Countries of Occurrence:
Saint Helena - British Overseas Territory
White, L. & Pryce, D.
Facilitators / Compilers/s:
This is a highly restricted species that mainly occurs on the highest parts of the High Central Ridge but one specimen has also been found at Deep Valley Gumwoods (Commidendrum robustum (Roxb.) DC.) site at intermediate elevation. It is currently found in very small patches of habitat that are under pressure from invasive non-native plants such as New Zealand Flax (Phormium tenax J.R. Forst. & G. Forst.) and is reliant on on-going conservation management. This species is also at elevated risk from stochastic events, such as long periods of dry weather and other climatic extremes. It has an extent of occurrence (EOO) and area of occupancy (AOO) both of 4 km² and the population is considered to be severely fragmented.
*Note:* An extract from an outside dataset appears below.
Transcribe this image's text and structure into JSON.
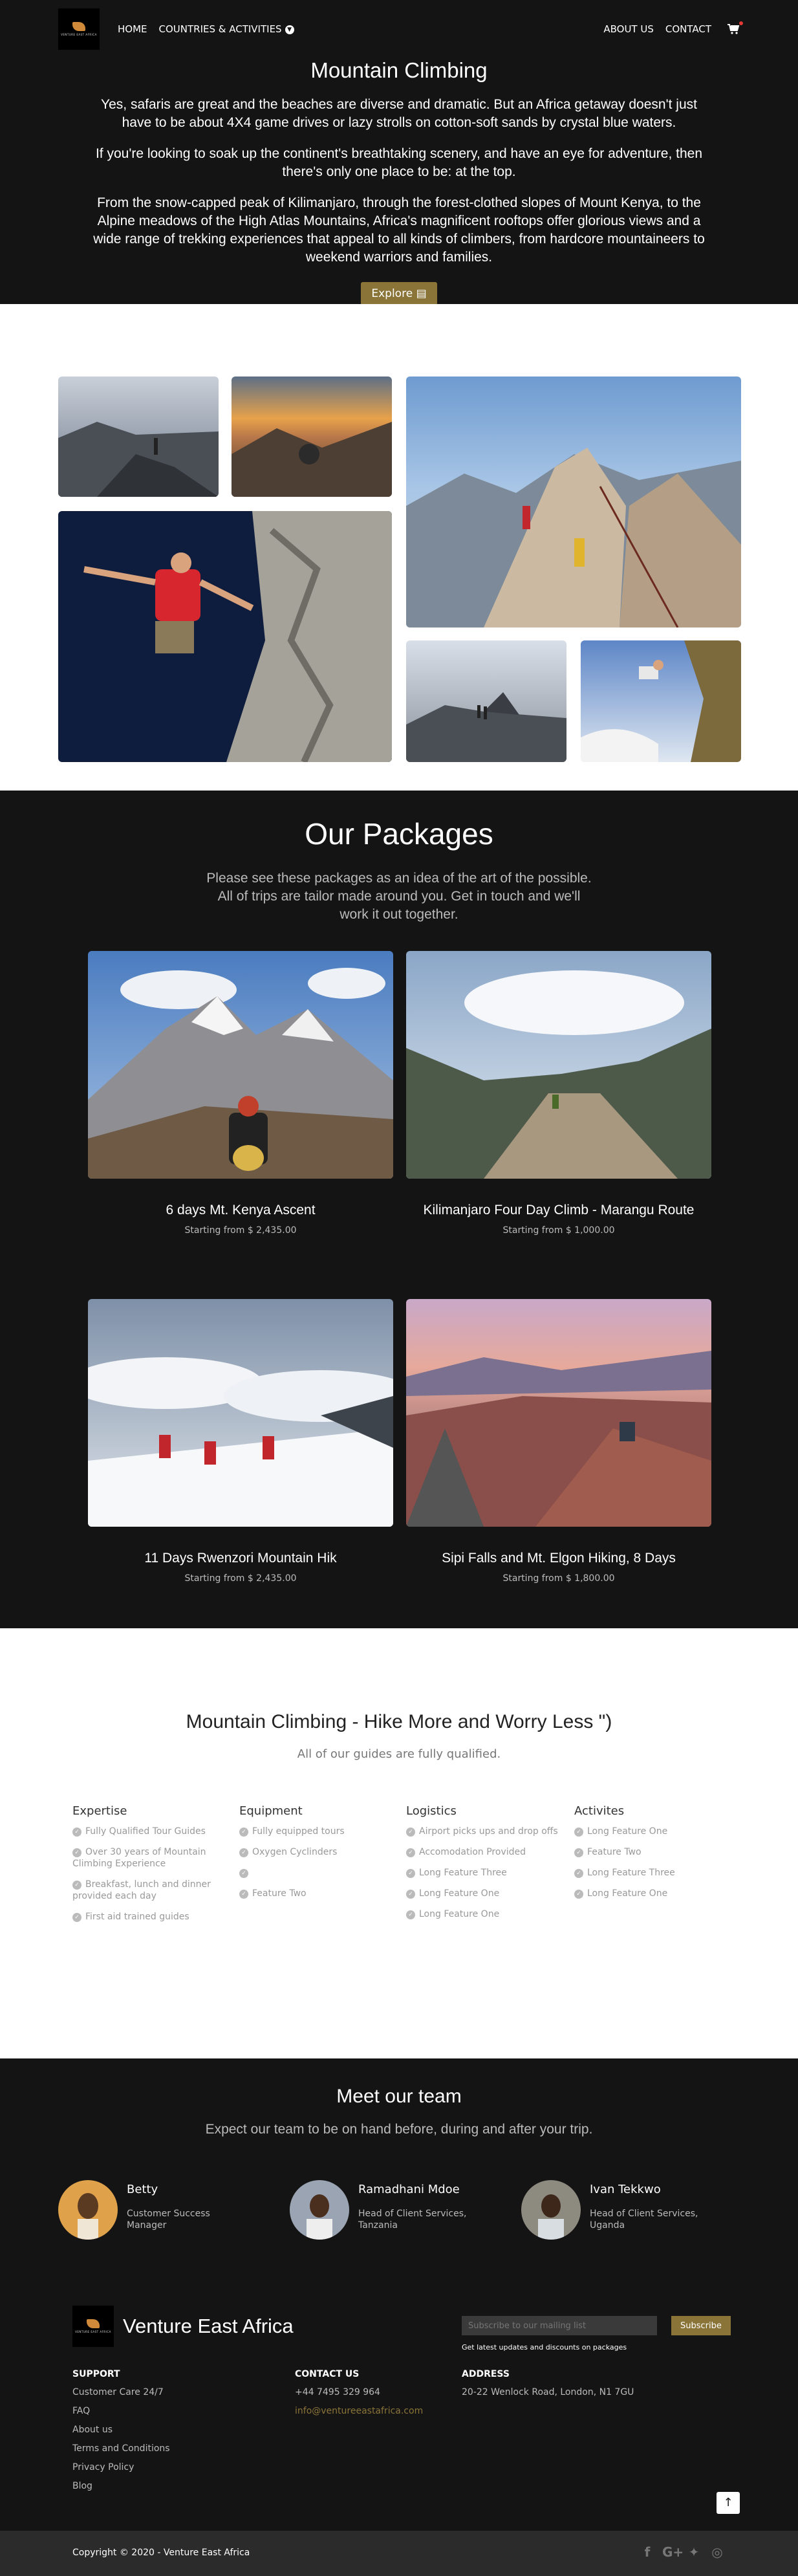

Therefore, it is assessed as Critically Endangered.
This species is endemic to the island of St Helena, in the South Atlantic Ocean, where it is almost entirely confined to the highest portions of the island
This species is confined to a few small damp areas on the High Central Ridge (Mendel, Ashmole and Ashmole 2008). The habitat in these areas is declining in quality due to invasive non-native plants, particularly New Zealand Flax (Phormium tenax J.R. Forst. & G. Forst), and is reliant on continuing conservation activities to clear these; were this to stop, habitat decline would be rapid. There has also been an increase in invasive non-native predator species that will also be adding pressure to this species. It is therefore inferred that the numbers of this species will be declining.
This species was thought to be extinct as it was erroneously assumed that all but one of the endemic land snails of St Helena had been lost. It was rediscovered in 2005-6 (Mendel, Ashmole and Ashmole 2008)
This species is mainly restricted to the upper portions of the island. It was found, during a survey conducted between 2005 and 2006, along Cabbage Tree Road where it seems to be associated with Black Scale Fern (Diplazium filamentosum (Roxb.) Cronk); it was also found south of the central ridge (Mendel, Ashmole and Ashmole 2008). The same survey found a further specimen at a lower elevation on a Gumwood (Commidendrum robustum (Roxb.)) at Deep Valley. The species has recently been found in damp valleys on the underside of Jellico (Berula bracteata (Roxb.) Spalik & S.R.Downie) leaves on the northeast side of the ridge. As this species seems to prefer damp habitats in the highest portions of the island it probably has an elevated chance of being affected by global warming and stochastic events, such as long periods of dry weather, particularly at lower and drier elevations
The habitat quality in these areas is declining due to invasive non-native plants, such as New Zealand flax (Phormium tenax J.R. Forst. & G. Forst.), and predatory species of animal (e.g. Formicidae). The habitat is reliant on continuing conservation activities involving clearing of non-native plants and re-planting native and endemics; were this to stop, habitat decline would be rapid. Global warming is also a potential threat to habitat quality. If temperatures rise, this will cause drying out of the higher elevations, reducing the area of suitable habitat available
The habitat of this species is undergoing current conservation acivities to remove invasive plant species, such as New Zealand flax (Phormium tenax J.R. Forst. & G. Forst), and re-plant native and endemic species to improve habitat quality and area. Any research and monitoring of this species would be of value